▶ [TASK OBJECTIVE] Copy, from the entries below, each line where the word "color" can be found.

▶ [SOURCE DATA]
==============================

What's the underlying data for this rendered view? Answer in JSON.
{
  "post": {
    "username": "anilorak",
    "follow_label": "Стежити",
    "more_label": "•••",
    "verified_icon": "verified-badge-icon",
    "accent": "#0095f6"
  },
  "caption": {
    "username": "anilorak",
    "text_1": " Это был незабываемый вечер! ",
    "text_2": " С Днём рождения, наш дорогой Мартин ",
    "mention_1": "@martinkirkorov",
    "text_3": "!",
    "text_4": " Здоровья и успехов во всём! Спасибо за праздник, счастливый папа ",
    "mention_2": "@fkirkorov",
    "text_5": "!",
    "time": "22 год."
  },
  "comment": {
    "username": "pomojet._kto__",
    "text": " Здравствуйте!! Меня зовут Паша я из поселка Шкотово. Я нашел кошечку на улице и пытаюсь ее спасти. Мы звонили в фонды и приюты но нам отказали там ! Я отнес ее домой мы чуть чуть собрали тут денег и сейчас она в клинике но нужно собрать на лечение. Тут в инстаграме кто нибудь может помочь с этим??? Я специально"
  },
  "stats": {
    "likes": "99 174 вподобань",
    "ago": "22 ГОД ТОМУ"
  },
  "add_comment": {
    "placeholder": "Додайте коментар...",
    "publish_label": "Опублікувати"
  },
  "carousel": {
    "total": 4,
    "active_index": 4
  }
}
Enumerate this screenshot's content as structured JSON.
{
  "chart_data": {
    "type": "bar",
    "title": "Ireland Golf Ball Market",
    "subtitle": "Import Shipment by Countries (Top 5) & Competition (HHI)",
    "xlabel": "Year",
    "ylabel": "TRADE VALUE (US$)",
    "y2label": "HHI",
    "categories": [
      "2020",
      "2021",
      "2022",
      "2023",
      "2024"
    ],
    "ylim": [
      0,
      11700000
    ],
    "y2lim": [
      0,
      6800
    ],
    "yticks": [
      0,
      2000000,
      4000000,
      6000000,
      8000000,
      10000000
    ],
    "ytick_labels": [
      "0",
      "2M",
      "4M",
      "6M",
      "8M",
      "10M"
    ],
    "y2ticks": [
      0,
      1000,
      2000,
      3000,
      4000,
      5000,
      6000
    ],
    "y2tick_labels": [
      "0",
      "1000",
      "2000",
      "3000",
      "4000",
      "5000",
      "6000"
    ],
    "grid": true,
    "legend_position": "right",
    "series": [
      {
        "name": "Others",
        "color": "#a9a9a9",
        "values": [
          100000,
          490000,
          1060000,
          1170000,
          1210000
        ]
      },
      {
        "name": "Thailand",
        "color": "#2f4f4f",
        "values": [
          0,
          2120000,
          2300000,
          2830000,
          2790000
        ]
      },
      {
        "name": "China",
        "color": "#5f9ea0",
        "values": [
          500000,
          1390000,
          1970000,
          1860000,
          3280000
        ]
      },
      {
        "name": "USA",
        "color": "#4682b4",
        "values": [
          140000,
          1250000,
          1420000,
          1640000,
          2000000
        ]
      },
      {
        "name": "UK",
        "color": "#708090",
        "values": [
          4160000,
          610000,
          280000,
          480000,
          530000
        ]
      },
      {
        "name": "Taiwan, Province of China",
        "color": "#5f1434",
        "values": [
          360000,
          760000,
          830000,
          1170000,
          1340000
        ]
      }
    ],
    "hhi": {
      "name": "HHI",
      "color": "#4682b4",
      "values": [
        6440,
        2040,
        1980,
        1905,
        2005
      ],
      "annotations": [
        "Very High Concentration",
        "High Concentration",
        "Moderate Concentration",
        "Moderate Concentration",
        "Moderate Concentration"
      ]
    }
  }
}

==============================

▶ [ANSWER FOR THIS EXERCISE]
        "color": "#a9a9a9",
        "color": "#2f4f4f",
        "color": "#5f9ea0",
        "color": "#4682b4",
        "color": "#708090",
        "color": "#5f1434",
      "color": "#4682b4",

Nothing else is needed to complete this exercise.